Formerly known as the Afro-American Cultural Center (AACC), the AACC was renamed in 2004 to honor the legacy of Howard A. Mims, director of the Black Studies Program from 1991-2001. The Howard A. Mims African American Cultural Center features the following:
- A permanent collection of African art
- Contemporary and traditional works of African American artists
- Revolving exhibits of the art, culture, and history of people of Africa and the African Diaspora
- Formal and informal colloquia, films, video recordings, as well as programs and activities designed for student retention
- A place for students to relax, engage in meaningful discussions, study, socialize, meet new friends, receive tutoring, and learn about career opportunities.
The Center, which includes the Michael R. Williams Conference Room and the Donna M. Whyte Study Lounge, is available for meetings held by students, faculty and staff, as well as community organizations and groups. Standard operating hours for the Howard A. Mims African American Cultural Center are Monday through Friday from 8:30 A.M. to 5:30 P.M. To schedule events, please contact Prester Pickett, coordinator of the Center, at 216-687-3656 or email@example.com.
Umoja Round Tables is a student-led initiative that engages local professionals in intellectual discussions about different career fields. Inspired by Lorain Hansberry’s To Be Young, Gifted and Black, these discussions encourage students to acquire an awareness of how lessons learned in the classroom are applied by professionals employed in the greater Cleveland community.
Black Studies Ambassadors participate in service-learning initiatives coordinated through the Howard A. Mims African American Cultural Center, which serves as a recruitment vehicle for the Black Studies Program. Influenced by W. E. B. DuBois’ discussion of the “Talented Tenth,” members of the black community that are responsible for using their education and talents to instruct the masses, this provides opportunities for Black Studies majors and minors to accept speaking engagements to promote the mission of the Black Studies Program. Black Studies Ambassadors participate also in activities sponsored by the Association for Black Culture Centers, which has over seven hundred affiliated institutions across the nation.

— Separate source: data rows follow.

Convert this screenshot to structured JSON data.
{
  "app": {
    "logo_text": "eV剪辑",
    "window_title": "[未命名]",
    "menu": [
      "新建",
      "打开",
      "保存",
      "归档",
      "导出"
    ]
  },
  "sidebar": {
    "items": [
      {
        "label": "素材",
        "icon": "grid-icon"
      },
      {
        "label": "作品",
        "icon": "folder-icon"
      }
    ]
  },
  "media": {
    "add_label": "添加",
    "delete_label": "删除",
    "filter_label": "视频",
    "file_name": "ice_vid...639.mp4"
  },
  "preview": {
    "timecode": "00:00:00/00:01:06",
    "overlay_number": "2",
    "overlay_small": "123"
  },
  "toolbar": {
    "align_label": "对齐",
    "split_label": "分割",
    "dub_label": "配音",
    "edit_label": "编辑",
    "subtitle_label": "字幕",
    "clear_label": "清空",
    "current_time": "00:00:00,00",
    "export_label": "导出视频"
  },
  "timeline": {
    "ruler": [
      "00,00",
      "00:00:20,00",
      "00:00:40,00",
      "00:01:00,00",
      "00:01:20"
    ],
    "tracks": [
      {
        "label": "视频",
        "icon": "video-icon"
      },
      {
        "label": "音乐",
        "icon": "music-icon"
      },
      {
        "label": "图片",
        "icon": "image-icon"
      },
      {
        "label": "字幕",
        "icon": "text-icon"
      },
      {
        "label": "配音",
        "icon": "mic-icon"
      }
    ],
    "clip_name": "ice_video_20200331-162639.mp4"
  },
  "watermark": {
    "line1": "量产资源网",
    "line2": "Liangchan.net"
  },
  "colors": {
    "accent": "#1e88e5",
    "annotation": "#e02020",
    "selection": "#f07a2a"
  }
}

Bridges to Africa is an academic and community engagement that encourages global discourse and interactions concerning people of African descent. These activities are inspired by the legacy of Nelson Mandela, first black president of South Africa, and Winnie Mandela. Panels, exhibitions, and cultural presentations provide a platform to engage in intellectual conversations to enlighten the university campus and the greater Cleveland community about a variety of issues affecting black people throughout Africa and the African diaspora.
Kuumba Arts is both academic and community programming coordinated through the Center to promote an awareness and appreciation of Black culture. It is guided by Ruby Dee's interest in beauty that emphasizes "strength, courage, and dignity." Rotating exhibitions that highlight the Black aesthetic are mounted in the showcases in the Center's corridor and the Michael R. Williams Conference Room to celebrate the visual arts, while performing artists are highlighted in annual signature events, such as the Black Studies Open House, Kuumba Arts Festival, Truth Crush to Earth Solidarity Day, as well as Carter G. Woodson and Madam C. J. Walker Extravaganza.
Telephone: (216) 687-3656 || Fax: (216) 687-5446